» **AIM OF THE TASK**:
Please give the whole listing again exactly, without any of its pictures.

» **PROVIDED MATERIAL**:
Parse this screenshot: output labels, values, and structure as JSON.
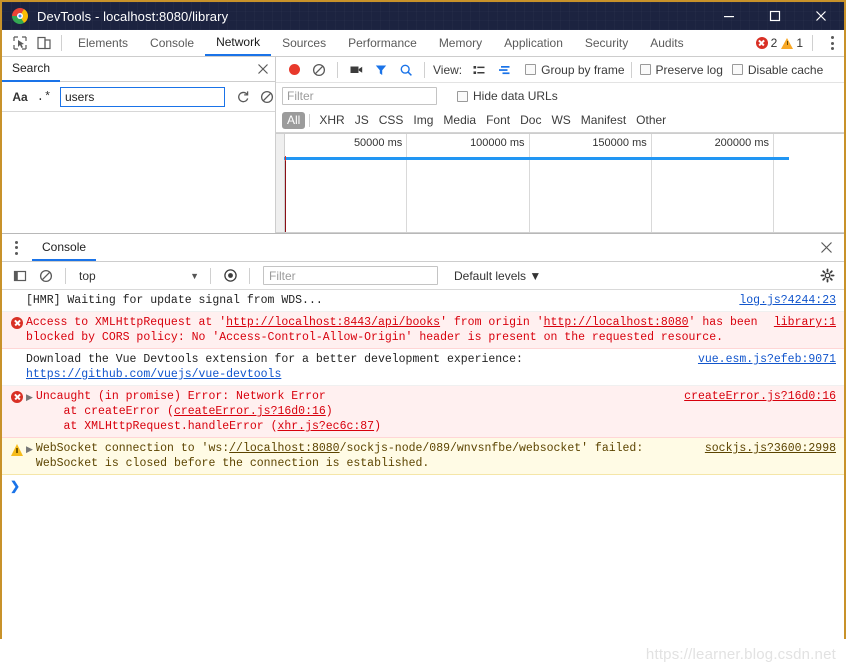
{
  "window": {
    "title": "DevTools - localhost:8080/library",
    "logo": "chrome-logo",
    "minimize": "–",
    "maximize": "□",
    "close": "✕"
  },
  "devtools_tabs": {
    "inspect_icon": "inspect-cursor-icon",
    "device_icon": "device-toolbar-icon",
    "items": [
      {
        "label": "Elements",
        "active": false
      },
      {
        "label": "Console",
        "active": false
      },
      {
        "label": "Network",
        "active": true
      },
      {
        "label": "Sources",
        "active": false
      },
      {
        "label": "Performance",
        "active": false
      },
      {
        "label": "Memory",
        "active": false
      },
      {
        "label": "Application",
        "active": false
      },
      {
        "label": "Security",
        "active": false
      },
      {
        "label": "Audits",
        "active": false
      }
    ],
    "error_count": "2",
    "warning_count": "1",
    "more_icon": "kebab-menu-icon"
  },
  "search_panel": {
    "tab_label": "Search",
    "close_icon": "close-icon",
    "match_case_label": "Aa",
    "regex_label": ".*",
    "query_value": "users",
    "refresh_icon": "refresh-icon",
    "clear_icon": "clear-icon"
  },
  "network": {
    "record_icon": "record-button",
    "clear_icon": "clear-icon",
    "camera_icon": "camera-icon",
    "filter_icon": "filter-icon",
    "search_icon": "search-icon",
    "view_label": "View:",
    "view_list_icon": "list-view-icon",
    "view_waterfall_icon": "waterfall-view-icon",
    "group_by_frame_label": "Group by frame",
    "preserve_log_label": "Preserve log",
    "disable_cache_label": "Disable cache",
    "filter_placeholder": "Filter",
    "filter_value": "",
    "hide_data_urls_label": "Hide data URLs",
    "types": [
      {
        "label": "All",
        "selected": true
      },
      {
        "label": "XHR",
        "selected": false
      },
      {
        "label": "JS",
        "selected": false
      },
      {
        "label": "CSS",
        "selected": false
      },
      {
        "label": "Img",
        "selected": false
      },
      {
        "label": "Media",
        "selected": false
      },
      {
        "label": "Font",
        "selected": false
      },
      {
        "label": "Doc",
        "selected": false
      },
      {
        "label": "WS",
        "selected": false
      },
      {
        "label": "Manifest",
        "selected": false
      },
      {
        "label": "Other",
        "selected": false
      }
    ],
    "timeline_ticks": [
      "50000 ms",
      "100000 ms",
      "150000 ms",
      "200000 ms"
    ]
  },
  "drawer": {
    "menu_icon": "kebab-menu-icon",
    "tab_label": "Console",
    "close_icon": "close-icon",
    "sidebar_icon": "console-sidebar-icon",
    "clear_icon": "clear-console-icon",
    "context_value": "top",
    "eye_icon": "live-expression-icon",
    "filter_placeholder": "Filter",
    "filter_value": "",
    "levels_label": "Default levels",
    "settings_icon": "settings-gear-icon",
    "prompt_caret": "❯"
  },
  "console_messages": [
    {
      "level": "info",
      "icon": "",
      "expander": false,
      "text": "[HMR] Waiting for update signal from WDS...",
      "source": "log.js?4244:23"
    },
    {
      "level": "error",
      "icon": "error-icon",
      "expander": false,
      "text": "Access to XMLHttpRequest at 'http://localhost:8443/api/books' from origin 'http://localhost:8080' has been blocked by CORS policy: No 'Access-Control-Allow-Origin' header is present on the requested resource.",
      "links": [
        "http://localhost:8443/api/books",
        "http://localhost:8080"
      ],
      "source": "library:1"
    },
    {
      "level": "info",
      "icon": "",
      "expander": false,
      "text": "Download the Vue Devtools extension for a better development experience:\nhttps://github.com/vuejs/vue-devtools",
      "links": [
        "https://github.com/vuejs/vue-devtools"
      ],
      "source": "vue.esm.js?efeb:9071"
    },
    {
      "level": "error",
      "icon": "error-icon",
      "expander": true,
      "text": "Uncaught (in promise) Error: Network Error\n    at createError (createError.js?16d0:16)\n    at XMLHttpRequest.handleError (xhr.js?ec6c:87)",
      "links": [
        "createError.js?16d0:16",
        "xhr.js?ec6c:87"
      ],
      "source": "createError.js?16d0:16"
    },
    {
      "level": "warn",
      "icon": "warning-icon",
      "expander": true,
      "text": "WebSocket connection to 'ws://localhost:8080/sockjs-node/089/wnvsnfbe/websocket' failed: WebSocket is closed before the connection is established.",
      "links": [
        "//localhost:8080"
      ],
      "source": "sockjs.js?3600:2998"
    }
  ],
  "watermark": "https://learner.blog.csdn.net"
}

» **WRITTEN RESPONSE**:
Parse this screenshot: output labels, values, and structure as JSON.
{
  "window": {
    "title": "DevTools - localhost:8080/library",
    "logo": "chrome-logo",
    "minimize": "–",
    "maximize": "□",
    "close": "✕"
  },
  "devtools_tabs": {
    "inspect_icon": "inspect-cursor-icon",
    "device_icon": "device-toolbar-icon",
    "items": [
      {
        "label": "Elements",
        "active": false
      },
      {
        "label": "Console",
        "active": false
      },
      {
        "label": "Network",
        "active": true
      },
      {
        "label": "Sources",
        "active": false
      },
      {
        "label": "Performance",
        "active": false
      },
      {
        "label": "Memory",
        "active": false
      },
      {
        "label": "Application",
        "active": false
      },
      {
        "label": "Security",
        "active": false
      },
      {
        "label": "Audits",
        "active": false
      }
    ],
    "error_count": "2",
    "warning_count": "1",
    "more_icon": "kebab-menu-icon"
  },
  "search_panel": {
    "tab_label": "Search",
    "close_icon": "close-icon",
    "match_case_label": "Aa",
    "regex_label": ".*",
    "query_value": "users",
    "refresh_icon": "refresh-icon",
    "clear_icon": "clear-icon"
  },
  "network": {
    "record_icon": "record-button",
    "clear_icon": "clear-icon",
    "camera_icon": "camera-icon",
    "filter_icon": "filter-icon",
    "search_icon": "search-icon",
    "view_label": "View:",
    "view_list_icon": "list-view-icon",
    "view_waterfall_icon": "waterfall-view-icon",
    "group_by_frame_label": "Group by frame",
    "preserve_log_label": "Preserve log",
    "disable_cache_label": "Disable cache",
    "filter_placeholder": "Filter",
    "filter_value": "",
    "hide_data_urls_label": "Hide data URLs",
    "types": [
      {
        "label": "All",
        "selected": true
      },
      {
        "label": "XHR",
        "selected": false
      },
      {
        "label": "JS",
        "selected": false
      },
      {
        "label": "CSS",
        "selected": false
      },
      {
        "label": "Img",
        "selected": false
      },
      {
        "label": "Media",
        "selected": false
      },
      {
        "label": "Font",
        "selected": false
      },
      {
        "label": "Doc",
        "selected": false
      },
      {
        "label": "WS",
        "selected": false
      },
      {
        "label": "Manifest",
        "selected": false
      },
      {
        "label": "Other",
        "selected": false
      }
    ],
    "timeline_ticks": [
      "50000 ms",
      "100000 ms",
      "150000 ms",
      "200000 ms"
    ]
  },
  "drawer": {
    "menu_icon": "kebab-menu-icon",
    "tab_label": "Console",
    "close_icon": "close-icon",
    "sidebar_icon": "console-sidebar-icon",
    "clear_icon": "clear-console-icon",
    "context_value": "top",
    "eye_icon": "live-expression-icon",
    "filter_placeholder": "Filter",
    "filter_value": "",
    "levels_label": "Default levels",
    "settings_icon": "settings-gear-icon",
    "prompt_caret": "❯"
  },
  "console_messages": [
    {
      "level": "info",
      "icon": "",
      "expander": false,
      "text": "[HMR] Waiting for update signal from WDS...",
      "source": "log.js?4244:23"
    },
    {
      "level": "error",
      "icon": "error-icon",
      "expander": false,
      "text": "Access to XMLHttpRequest at 'http://localhost:8443/api/books' from origin 'http://localhost:8080' has been blocked by CORS policy: No 'Access-Control-Allow-Origin' header is present on the requested resource.",
      "links": [
        "http://localhost:8443/api/books",
        "http://localhost:8080"
      ],
      "source": "library:1"
    },
    {
      "level": "info",
      "icon": "",
      "expander": false,
      "text": "Download the Vue Devtools extension for a better development experience:\nhttps://github.com/vuejs/vue-devtools",
      "links": [
        "https://github.com/vuejs/vue-devtools"
      ],
      "source": "vue.esm.js?efeb:9071"
    },
    {
      "level": "error",
      "icon": "error-icon",
      "expander": true,
      "text": "Uncaught (in promise) Error: Network Error\n    at createError (createError.js?16d0:16)\n    at XMLHttpRequest.handleError (xhr.js?ec6c:87)",
      "links": [
        "createError.js?16d0:16",
        "xhr.js?ec6c:87"
      ],
      "source": "createError.js?16d0:16"
    },
    {
      "level": "warn",
      "icon": "warning-icon",
      "expander": true,
      "text": "WebSocket connection to 'ws://localhost:8080/sockjs-node/089/wnvsnfbe/websocket' failed: WebSocket is closed before the connection is established.",
      "links": [
        "//localhost:8080"
      ],
      "source": "sockjs.js?3600:2998"
    }
  ],
  "watermark": "https://learner.blog.csdn.net"
}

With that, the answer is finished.